Go to Admin » Appearance » Widgets » and move Gabfire Widget: Social into that MastheadOverlay zone
In a blog post for Politics365, Dr. Wilmer Leon speaks on the policies being debated by President Barack Obama and Mitt Romney. Dr. Leon, an expert in Political Science, says that both of these men are more focused on personal attacks and rhetoric than on policies that actually make a difference. In fact, he says that some of their points of contention are as old as the country itself:
The fundamental debate of the 2012 election is nothing new. The debate of how much power to give the national government goes as far back as theConstitutional Convention of 1787. The Federalists argued for a real division of power between the national and state governments. They wanted a centralization of power in a strong national government. The Anti-Federalists feared a tyrannical national government and argued for greater localized power with stronger state governments. A stronger national government meant order and uniformity but required higher taxes to support it. Stronger state governments would protect the rights of the individual by keeping decision making closer to those who would bedirectly impacted by them.
Dr. Leon then says that the state of the economy today calls for a more evolved conversation, since the issues being faced by the American people are not much different from those of the Great Depression. He says that the matters of racial and economic inequality should be more important than petty issues, such as Romney’s tax returns and Swiss bank accounts. He also says that President Obama is not touting his record when it comes to job creation and is instead being reactive to Romney’s attacks and avoiding the jobs issue altogether.
In 2012 Americans find themselves facing financial problems similar to those of the Great Depression. America also finds itself facing record home foreclosures, racial disparities in home ownership, racial disparities in wealth accumulation, disproportionate levels of incarceration based on race and 8.2 percent unemployment. All issues similar to the ills that the Great Society was enacted to address. According to Bread for the World, “We live in the world’s wealthiest nation. Yet 15.1 percent of people living in the United States live in poverty… More than 48 million Americans—including 16.2 million children—live in these households.”

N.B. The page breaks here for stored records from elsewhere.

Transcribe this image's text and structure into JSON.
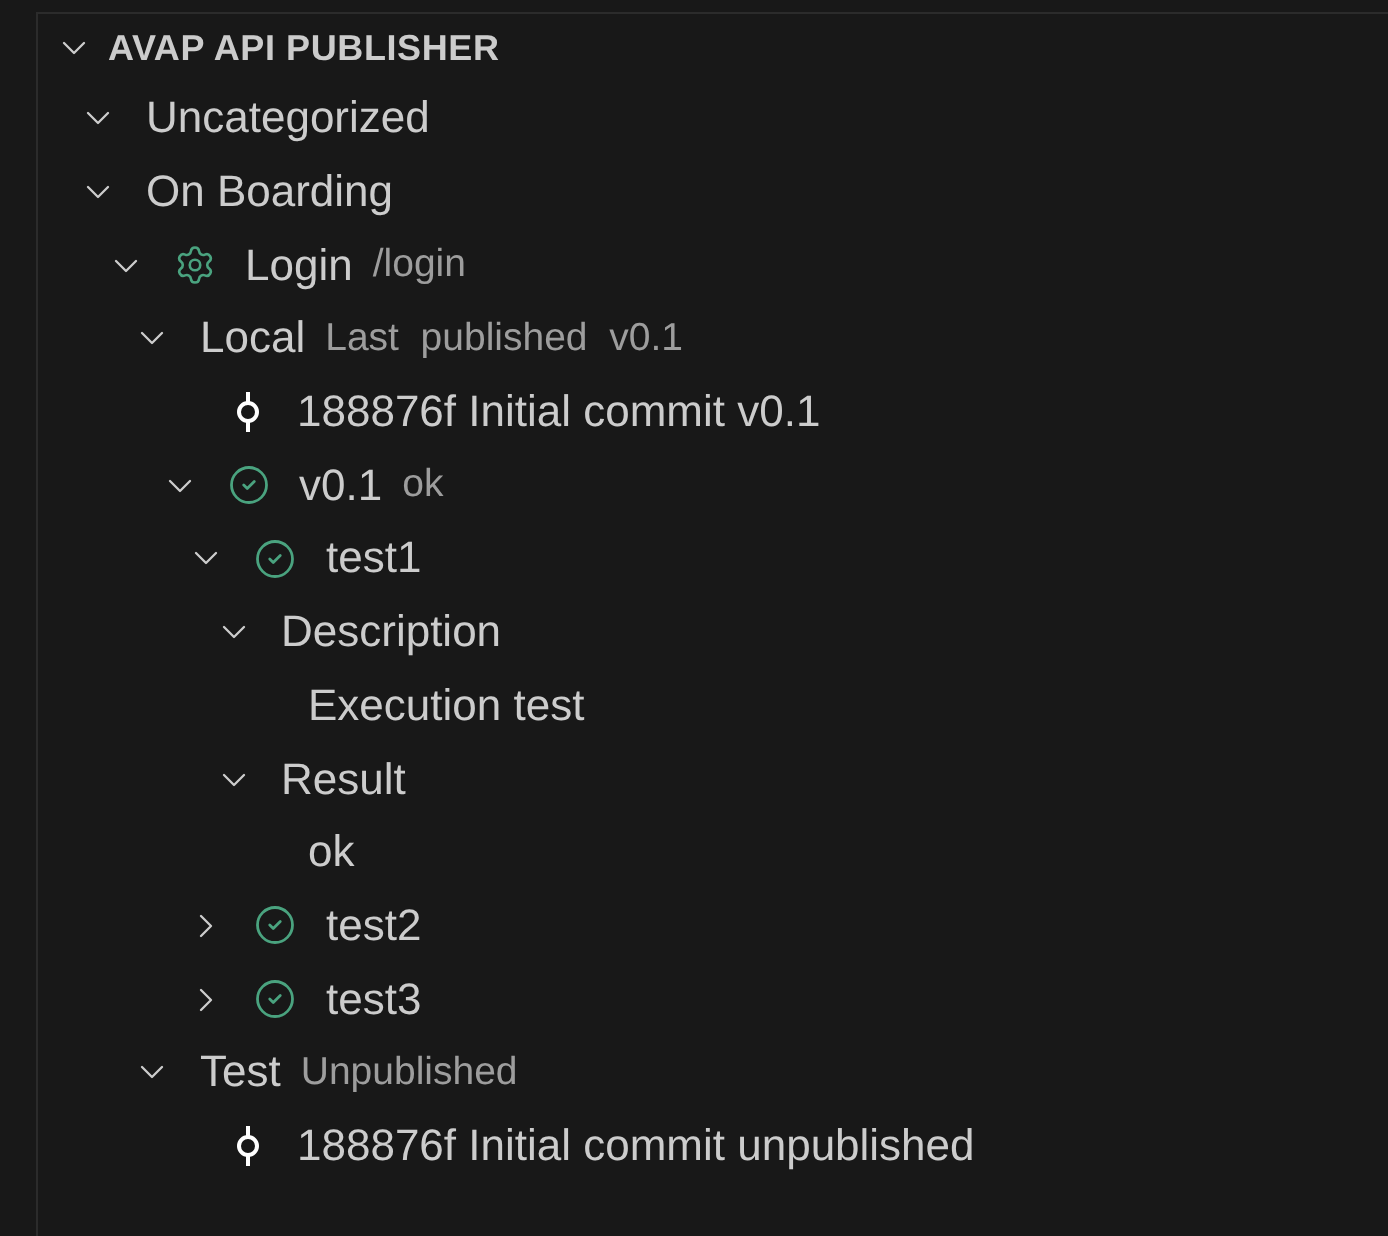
{
  "panel": {
    "title": "AVAP API PUBLISHER",
    "expanded": true
  },
  "tree": [
    {
      "label": "Uncategorized",
      "expanded": true
    },
    {
      "label": "On Boarding",
      "expanded": true,
      "children": [
        {
          "label": "Login",
          "description": "/login",
          "kind": "endpoint",
          "expanded": true,
          "children": [
            {
              "label": "Local",
              "description": "Last  published  v0.1",
              "expanded": true,
              "children": [
                {
                  "label": "188876f Initial commit v0.1",
                  "kind": "commit"
                },
                {
                  "label": "v0.1",
                  "description": "ok",
                  "kind": "passed",
                  "expanded": true,
                  "children": [
                    {
                      "label": "test1",
                      "kind": "passed",
                      "expanded": true,
                      "children": [
                        {
                          "label": "Description",
                          "expanded": true,
                          "children": [
                            {
                              "label": "Execution test"
                            }
                          ]
                        },
                        {
                          "label": "Result",
                          "expanded": true,
                          "children": [
                            {
                              "label": "ok"
                            }
                          ]
                        }
                      ]
                    },
                    {
                      "label": "test2",
                      "kind": "passed",
                      "expanded": false
                    },
                    {
                      "label": "test3",
                      "kind": "passed",
                      "expanded": false
                    }
                  ]
                }
              ]
            },
            {
              "label": "Test",
              "description": "Unpublished",
              "expanded": true,
              "children": [
                {
                  "label": "188876f Initial commit unpublished",
                  "kind": "commit"
                }
              ]
            }
          ]
        }
      ]
    }
  ]
}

In the 2012 presidential race Mitt Romney and President Obama have not focused their campaigns on articulating these issues and providing real solutions to these problems. They are too busy engaging in the politics of personal attacks and character assassination, not the politics of policy.
Dr. Leon says that the American people should take the lead in rejecting rhetoric over real policy discussions. He says that we have a right to demand that our presidential candidates are addressing real issues, and that if we wait for too long, we’re going to get a set of debates that amount to very little when it comes to truly impacting the state of this country.
The point is, as Americans watch the ads and listen to the rhetoric, real debate about real issues is not taking place. Romney’s not telling Americans what he stands for; he just talks about what he’s against. Meanwhile the president is allowing himself to be defined by his adversaries, instead of standing behind a productive first term. The President is not campaigning to win; he’s campaigning not to lose while the American people continue to suffer.
To read more of Dr. Leon’s thoughts, you can visit here. He makes very strong points in his article, but there is also the question of whether or not both presidential candidates are optimizing by discussing the issues that are going to get them elected, rather than the ones that matter the most. Although President Obama has seen steady job creation, the poor jobs numbers don’t produce a favorable response from his constituents. Every month, when the weak numbers come in, President Obama appears to be trying to explain them away, to no avail. Perhaps by keeping Romney on the defensive, President Obama can then maintain an advantage when it comes to public perception, which is all that matters when you’re trying to get votes.